[Opening Records to process section]

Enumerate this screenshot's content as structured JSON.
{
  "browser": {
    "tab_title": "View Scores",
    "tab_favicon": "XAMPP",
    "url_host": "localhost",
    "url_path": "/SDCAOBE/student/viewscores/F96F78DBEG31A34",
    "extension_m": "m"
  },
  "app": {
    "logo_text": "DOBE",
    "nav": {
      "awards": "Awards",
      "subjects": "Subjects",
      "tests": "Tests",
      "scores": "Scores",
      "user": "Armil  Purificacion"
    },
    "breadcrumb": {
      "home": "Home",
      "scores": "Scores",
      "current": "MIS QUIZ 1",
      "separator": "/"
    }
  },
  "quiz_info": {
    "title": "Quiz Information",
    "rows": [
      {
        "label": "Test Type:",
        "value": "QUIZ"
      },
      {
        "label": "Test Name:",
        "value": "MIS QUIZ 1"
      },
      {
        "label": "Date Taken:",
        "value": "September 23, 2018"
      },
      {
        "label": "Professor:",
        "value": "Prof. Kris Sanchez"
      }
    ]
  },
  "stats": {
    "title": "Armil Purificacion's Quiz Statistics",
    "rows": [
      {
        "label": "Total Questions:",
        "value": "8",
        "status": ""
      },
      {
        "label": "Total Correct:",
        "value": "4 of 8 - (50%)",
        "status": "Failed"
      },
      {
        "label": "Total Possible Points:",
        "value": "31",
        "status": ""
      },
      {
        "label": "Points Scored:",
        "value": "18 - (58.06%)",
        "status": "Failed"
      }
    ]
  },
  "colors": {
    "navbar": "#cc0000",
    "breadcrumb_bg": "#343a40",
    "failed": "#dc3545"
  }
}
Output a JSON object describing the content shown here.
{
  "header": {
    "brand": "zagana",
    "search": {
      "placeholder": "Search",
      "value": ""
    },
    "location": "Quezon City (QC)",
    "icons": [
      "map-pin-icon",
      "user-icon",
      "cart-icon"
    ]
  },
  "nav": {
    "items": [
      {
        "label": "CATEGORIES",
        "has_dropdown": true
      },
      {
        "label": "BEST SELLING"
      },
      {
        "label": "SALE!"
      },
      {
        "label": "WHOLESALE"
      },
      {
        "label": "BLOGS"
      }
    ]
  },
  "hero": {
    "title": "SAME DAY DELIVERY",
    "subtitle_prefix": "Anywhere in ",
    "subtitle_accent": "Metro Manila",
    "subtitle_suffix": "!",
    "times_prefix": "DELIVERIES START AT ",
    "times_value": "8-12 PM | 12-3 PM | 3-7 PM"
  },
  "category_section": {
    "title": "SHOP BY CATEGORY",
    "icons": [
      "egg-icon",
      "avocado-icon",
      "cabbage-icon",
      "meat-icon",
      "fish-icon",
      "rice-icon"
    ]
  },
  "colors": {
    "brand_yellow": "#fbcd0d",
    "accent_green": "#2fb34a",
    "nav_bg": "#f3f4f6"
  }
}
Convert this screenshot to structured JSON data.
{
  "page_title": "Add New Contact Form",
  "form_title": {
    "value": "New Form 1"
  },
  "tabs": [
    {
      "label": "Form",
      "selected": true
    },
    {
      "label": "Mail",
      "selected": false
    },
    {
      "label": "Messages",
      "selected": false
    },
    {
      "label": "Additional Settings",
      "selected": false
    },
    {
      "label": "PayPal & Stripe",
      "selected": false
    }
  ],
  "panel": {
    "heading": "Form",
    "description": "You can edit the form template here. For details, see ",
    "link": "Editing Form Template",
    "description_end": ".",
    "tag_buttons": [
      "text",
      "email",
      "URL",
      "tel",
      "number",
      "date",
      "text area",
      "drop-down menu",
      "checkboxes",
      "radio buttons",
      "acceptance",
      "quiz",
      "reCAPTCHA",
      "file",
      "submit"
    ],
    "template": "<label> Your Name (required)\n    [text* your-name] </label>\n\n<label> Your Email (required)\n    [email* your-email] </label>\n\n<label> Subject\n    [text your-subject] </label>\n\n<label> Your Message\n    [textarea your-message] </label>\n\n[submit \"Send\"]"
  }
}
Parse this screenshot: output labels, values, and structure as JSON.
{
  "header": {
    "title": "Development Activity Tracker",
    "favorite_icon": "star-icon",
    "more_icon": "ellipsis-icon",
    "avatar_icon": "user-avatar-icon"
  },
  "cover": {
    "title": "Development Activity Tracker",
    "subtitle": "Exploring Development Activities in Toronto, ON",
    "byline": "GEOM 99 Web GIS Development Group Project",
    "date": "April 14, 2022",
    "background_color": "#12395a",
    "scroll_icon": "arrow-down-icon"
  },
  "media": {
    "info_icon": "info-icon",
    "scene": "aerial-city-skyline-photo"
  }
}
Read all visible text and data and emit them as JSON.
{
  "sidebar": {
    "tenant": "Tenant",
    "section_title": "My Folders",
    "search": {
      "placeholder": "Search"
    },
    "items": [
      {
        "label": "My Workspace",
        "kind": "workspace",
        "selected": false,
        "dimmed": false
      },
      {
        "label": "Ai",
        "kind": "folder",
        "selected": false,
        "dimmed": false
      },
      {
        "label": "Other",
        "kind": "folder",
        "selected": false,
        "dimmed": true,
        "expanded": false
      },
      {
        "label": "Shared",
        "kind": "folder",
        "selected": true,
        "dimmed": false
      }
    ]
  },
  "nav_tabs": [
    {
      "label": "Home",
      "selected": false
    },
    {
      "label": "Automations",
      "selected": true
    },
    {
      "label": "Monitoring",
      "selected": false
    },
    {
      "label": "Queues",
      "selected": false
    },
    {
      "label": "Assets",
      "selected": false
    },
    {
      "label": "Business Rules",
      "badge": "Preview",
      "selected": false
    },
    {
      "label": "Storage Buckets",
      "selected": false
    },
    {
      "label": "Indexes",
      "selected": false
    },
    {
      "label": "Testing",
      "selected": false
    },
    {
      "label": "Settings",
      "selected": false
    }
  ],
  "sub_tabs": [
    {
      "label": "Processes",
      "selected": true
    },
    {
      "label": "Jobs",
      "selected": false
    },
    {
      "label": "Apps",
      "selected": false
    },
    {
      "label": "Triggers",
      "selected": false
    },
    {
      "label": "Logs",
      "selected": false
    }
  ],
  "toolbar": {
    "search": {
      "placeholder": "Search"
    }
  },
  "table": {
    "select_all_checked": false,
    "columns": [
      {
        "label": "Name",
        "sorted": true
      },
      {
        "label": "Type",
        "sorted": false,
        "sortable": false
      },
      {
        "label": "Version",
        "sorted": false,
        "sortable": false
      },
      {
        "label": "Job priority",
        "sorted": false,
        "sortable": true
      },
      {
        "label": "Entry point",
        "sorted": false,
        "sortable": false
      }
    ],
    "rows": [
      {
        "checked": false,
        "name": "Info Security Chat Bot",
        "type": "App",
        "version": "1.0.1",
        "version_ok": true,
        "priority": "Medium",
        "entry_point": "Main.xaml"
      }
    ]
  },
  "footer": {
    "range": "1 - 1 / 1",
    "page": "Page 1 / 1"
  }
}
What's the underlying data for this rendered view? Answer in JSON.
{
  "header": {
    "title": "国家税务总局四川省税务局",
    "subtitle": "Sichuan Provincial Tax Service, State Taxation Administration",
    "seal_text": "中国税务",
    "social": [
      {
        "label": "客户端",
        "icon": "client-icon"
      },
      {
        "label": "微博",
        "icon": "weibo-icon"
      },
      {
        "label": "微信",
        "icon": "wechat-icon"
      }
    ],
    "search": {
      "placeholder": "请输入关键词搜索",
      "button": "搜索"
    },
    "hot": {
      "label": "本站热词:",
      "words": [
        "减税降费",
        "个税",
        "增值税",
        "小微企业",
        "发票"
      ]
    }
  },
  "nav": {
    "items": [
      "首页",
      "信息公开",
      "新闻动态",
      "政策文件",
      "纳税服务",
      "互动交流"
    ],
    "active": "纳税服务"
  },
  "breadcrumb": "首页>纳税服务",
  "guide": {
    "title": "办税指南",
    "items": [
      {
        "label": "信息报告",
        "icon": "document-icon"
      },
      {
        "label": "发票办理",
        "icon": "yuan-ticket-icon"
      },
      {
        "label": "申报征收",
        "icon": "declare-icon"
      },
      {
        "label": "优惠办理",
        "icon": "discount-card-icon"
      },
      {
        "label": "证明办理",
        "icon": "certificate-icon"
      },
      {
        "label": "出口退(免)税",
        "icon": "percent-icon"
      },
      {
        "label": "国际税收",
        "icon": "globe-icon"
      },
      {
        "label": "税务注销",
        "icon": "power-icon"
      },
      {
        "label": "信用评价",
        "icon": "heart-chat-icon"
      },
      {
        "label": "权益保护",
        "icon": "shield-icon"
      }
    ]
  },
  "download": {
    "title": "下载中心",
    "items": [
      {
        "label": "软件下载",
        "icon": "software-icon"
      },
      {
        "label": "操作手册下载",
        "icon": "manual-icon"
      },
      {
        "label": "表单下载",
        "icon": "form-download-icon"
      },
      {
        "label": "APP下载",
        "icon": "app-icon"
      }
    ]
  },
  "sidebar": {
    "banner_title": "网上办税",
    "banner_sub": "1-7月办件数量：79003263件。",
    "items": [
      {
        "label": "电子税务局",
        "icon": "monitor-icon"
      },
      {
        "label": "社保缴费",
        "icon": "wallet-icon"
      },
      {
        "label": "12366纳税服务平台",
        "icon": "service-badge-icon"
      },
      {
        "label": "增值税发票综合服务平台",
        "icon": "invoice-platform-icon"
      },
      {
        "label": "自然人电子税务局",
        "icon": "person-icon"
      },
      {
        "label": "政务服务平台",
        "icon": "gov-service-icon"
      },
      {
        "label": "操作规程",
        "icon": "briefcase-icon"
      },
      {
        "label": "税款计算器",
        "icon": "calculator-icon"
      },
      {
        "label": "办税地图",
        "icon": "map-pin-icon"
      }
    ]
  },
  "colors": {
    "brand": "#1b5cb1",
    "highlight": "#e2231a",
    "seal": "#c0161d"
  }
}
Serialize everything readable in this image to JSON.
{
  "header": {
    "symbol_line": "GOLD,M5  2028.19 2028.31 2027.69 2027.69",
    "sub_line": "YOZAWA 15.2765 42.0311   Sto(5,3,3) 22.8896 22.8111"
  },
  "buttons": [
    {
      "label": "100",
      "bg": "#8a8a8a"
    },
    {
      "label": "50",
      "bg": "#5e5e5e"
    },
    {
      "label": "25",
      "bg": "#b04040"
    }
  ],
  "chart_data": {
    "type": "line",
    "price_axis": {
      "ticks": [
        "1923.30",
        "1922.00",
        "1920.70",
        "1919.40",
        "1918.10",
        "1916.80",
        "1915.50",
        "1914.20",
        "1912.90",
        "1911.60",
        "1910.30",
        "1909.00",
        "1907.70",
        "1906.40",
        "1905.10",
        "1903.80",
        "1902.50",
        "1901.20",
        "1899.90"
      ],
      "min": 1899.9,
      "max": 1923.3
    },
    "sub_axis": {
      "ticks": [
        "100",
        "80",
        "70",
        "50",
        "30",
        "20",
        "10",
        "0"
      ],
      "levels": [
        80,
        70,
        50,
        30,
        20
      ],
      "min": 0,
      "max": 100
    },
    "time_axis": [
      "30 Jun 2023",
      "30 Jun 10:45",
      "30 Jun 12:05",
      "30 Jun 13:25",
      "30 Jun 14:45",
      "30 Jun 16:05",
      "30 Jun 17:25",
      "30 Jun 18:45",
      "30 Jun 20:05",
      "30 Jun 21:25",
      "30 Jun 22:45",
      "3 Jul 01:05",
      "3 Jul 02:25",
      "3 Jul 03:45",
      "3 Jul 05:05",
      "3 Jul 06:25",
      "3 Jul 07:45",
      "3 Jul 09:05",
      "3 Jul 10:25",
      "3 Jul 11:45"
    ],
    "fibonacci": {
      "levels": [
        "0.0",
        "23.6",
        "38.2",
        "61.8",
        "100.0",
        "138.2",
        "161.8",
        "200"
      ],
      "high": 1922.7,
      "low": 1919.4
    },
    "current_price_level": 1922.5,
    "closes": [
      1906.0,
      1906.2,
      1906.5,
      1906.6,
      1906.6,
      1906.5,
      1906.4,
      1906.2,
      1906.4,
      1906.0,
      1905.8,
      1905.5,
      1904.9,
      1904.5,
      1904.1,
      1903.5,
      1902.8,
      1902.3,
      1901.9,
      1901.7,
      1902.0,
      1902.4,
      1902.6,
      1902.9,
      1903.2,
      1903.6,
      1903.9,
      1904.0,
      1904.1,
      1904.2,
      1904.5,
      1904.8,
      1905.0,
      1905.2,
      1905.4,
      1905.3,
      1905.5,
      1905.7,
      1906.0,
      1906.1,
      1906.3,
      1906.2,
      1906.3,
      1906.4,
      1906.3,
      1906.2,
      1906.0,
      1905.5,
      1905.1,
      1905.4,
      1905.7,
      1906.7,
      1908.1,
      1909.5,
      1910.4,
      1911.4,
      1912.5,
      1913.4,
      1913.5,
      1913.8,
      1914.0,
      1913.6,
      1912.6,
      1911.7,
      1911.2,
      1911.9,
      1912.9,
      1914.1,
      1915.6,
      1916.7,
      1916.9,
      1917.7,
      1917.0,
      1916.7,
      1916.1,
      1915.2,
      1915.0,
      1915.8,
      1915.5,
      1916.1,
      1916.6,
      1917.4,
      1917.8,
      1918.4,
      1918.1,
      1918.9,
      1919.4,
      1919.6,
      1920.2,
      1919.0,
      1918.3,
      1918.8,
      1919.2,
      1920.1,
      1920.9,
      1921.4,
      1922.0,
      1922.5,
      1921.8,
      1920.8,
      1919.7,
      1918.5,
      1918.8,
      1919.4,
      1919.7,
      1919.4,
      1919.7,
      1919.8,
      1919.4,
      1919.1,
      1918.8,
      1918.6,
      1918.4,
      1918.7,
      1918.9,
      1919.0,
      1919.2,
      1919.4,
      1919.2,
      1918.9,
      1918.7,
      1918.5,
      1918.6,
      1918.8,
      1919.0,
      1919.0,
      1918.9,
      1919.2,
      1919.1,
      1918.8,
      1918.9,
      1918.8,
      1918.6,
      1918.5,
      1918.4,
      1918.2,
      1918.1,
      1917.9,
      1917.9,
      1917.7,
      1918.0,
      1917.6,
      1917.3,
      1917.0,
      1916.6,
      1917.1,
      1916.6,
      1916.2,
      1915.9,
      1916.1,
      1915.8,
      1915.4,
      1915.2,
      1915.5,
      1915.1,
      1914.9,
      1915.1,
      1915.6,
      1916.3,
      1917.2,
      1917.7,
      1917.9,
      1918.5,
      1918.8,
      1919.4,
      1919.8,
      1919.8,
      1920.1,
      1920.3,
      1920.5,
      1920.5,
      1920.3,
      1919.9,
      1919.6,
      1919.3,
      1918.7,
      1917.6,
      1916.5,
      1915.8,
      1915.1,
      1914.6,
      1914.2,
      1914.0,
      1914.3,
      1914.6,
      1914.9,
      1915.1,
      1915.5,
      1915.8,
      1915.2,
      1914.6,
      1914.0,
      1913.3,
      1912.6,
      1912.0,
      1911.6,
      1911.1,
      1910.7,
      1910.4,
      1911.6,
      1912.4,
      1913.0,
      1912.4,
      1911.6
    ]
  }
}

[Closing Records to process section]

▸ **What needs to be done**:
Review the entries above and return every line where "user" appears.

▸ **Solution to the exercise**:
      "user": "Armil  Purificacion"
      "user-icon",
    "avatar_icon": "user-avatar-icon"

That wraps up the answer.